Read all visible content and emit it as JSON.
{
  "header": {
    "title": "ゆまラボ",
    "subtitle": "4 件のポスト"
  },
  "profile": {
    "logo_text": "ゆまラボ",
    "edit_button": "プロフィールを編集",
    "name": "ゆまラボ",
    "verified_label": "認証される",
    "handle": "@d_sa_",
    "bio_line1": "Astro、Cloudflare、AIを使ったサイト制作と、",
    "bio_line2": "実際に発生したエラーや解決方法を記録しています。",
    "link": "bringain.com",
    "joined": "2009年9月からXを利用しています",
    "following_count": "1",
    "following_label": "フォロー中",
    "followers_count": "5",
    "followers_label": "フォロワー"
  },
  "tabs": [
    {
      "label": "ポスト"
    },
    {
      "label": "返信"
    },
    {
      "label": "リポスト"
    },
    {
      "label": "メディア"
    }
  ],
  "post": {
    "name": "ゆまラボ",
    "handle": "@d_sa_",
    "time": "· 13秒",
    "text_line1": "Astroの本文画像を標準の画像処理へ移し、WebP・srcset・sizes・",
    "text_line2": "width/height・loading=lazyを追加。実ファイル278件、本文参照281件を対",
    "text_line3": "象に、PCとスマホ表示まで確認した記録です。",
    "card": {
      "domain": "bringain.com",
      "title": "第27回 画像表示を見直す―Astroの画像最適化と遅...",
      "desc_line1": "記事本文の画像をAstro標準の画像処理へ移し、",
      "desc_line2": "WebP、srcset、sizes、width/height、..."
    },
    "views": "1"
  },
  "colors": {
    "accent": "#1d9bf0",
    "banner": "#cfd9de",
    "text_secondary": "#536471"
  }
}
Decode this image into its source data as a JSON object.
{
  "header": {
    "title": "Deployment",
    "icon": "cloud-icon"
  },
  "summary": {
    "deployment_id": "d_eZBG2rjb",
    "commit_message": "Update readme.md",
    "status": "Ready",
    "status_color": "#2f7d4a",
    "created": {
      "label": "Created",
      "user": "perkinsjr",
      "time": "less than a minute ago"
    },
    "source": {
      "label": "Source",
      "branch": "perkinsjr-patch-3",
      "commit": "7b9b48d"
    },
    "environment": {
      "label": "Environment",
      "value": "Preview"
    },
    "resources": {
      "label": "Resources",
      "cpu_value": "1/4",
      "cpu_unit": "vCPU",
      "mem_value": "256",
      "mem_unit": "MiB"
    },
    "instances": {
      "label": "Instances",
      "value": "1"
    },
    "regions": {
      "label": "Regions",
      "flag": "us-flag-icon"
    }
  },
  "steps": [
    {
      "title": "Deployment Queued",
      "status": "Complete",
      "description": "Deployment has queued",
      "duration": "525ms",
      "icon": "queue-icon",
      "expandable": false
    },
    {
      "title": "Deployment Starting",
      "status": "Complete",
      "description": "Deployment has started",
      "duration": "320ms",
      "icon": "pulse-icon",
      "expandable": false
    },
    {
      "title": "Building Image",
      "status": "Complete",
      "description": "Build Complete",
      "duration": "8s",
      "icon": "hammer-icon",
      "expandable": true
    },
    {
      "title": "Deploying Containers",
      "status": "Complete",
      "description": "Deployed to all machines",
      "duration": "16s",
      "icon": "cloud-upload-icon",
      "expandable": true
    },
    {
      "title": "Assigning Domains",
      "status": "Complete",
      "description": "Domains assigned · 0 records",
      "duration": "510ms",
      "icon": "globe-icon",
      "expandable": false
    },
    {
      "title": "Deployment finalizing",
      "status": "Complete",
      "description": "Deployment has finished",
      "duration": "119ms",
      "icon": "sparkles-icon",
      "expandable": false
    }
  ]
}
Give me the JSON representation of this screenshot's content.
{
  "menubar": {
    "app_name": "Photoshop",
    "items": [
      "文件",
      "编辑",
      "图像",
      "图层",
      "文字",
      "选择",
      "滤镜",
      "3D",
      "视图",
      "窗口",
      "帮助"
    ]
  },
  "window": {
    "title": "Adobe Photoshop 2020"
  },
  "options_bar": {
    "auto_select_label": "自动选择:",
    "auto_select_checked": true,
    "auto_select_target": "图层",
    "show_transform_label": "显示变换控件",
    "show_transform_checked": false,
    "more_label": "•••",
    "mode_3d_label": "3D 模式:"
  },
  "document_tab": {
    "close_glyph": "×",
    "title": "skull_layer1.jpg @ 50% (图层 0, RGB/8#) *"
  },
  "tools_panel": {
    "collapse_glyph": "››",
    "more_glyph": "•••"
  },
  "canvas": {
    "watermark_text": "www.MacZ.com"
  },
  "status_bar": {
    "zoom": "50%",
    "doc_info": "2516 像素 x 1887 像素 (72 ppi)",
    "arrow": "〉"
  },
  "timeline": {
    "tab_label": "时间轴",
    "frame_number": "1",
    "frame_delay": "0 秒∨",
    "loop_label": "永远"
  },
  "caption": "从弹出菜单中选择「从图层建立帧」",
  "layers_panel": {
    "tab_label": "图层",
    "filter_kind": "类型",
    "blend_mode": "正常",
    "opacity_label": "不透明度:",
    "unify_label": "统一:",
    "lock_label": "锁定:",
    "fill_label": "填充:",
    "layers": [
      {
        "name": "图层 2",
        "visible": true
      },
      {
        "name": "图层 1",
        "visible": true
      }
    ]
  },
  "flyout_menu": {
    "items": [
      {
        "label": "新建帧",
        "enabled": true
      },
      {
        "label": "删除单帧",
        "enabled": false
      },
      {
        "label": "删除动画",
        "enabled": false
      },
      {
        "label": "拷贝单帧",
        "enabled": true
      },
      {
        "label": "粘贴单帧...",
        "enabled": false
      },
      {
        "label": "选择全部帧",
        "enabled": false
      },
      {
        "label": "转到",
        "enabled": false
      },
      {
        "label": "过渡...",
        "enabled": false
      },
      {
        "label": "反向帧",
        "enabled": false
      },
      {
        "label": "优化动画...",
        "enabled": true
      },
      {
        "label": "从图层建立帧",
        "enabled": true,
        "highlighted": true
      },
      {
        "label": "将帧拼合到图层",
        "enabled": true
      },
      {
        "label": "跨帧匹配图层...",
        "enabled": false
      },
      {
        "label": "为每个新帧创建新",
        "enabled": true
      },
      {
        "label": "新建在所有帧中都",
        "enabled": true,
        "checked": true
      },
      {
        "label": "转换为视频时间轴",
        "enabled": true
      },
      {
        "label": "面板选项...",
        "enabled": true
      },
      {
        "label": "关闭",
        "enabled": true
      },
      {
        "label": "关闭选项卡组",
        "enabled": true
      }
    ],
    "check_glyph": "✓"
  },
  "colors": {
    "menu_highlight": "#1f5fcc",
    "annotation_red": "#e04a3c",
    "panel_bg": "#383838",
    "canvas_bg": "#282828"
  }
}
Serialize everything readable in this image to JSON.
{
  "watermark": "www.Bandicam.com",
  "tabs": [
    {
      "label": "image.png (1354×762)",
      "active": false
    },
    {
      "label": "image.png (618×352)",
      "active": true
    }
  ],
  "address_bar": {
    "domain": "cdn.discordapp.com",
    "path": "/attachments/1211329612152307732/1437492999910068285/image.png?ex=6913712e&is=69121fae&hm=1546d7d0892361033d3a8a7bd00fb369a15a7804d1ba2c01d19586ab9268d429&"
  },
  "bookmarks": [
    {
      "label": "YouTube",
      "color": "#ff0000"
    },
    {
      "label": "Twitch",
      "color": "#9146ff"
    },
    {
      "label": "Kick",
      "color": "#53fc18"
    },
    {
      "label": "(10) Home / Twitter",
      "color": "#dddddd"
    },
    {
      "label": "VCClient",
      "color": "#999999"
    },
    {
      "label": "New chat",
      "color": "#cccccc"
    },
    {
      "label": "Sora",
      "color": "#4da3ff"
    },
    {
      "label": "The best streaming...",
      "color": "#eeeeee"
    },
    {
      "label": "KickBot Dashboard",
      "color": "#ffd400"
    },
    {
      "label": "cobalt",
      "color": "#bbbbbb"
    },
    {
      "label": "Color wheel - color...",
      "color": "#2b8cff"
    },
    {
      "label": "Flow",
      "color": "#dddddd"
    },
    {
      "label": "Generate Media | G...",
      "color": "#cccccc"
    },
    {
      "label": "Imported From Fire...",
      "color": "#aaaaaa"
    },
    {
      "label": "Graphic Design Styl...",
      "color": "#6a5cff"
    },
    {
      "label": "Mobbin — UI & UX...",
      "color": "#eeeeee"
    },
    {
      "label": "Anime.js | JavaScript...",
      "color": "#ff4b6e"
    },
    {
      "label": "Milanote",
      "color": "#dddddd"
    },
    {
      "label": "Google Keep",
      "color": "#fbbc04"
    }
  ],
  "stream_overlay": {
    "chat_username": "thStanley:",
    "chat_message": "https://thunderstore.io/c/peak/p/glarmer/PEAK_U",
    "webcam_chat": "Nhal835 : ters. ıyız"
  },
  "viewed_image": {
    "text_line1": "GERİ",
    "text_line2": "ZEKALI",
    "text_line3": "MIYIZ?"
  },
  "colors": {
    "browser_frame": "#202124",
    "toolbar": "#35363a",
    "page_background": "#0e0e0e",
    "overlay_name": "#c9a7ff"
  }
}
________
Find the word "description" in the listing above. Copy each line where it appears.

### ANSWER AREA
      "description": "Deployment has queued",
      "description": "Deployment has started",
      "description": "Build Complete",
      "description": "Deployed to all machines",
      "description": "Domains assigned · 0 records",
      "description": "Deployment has finished",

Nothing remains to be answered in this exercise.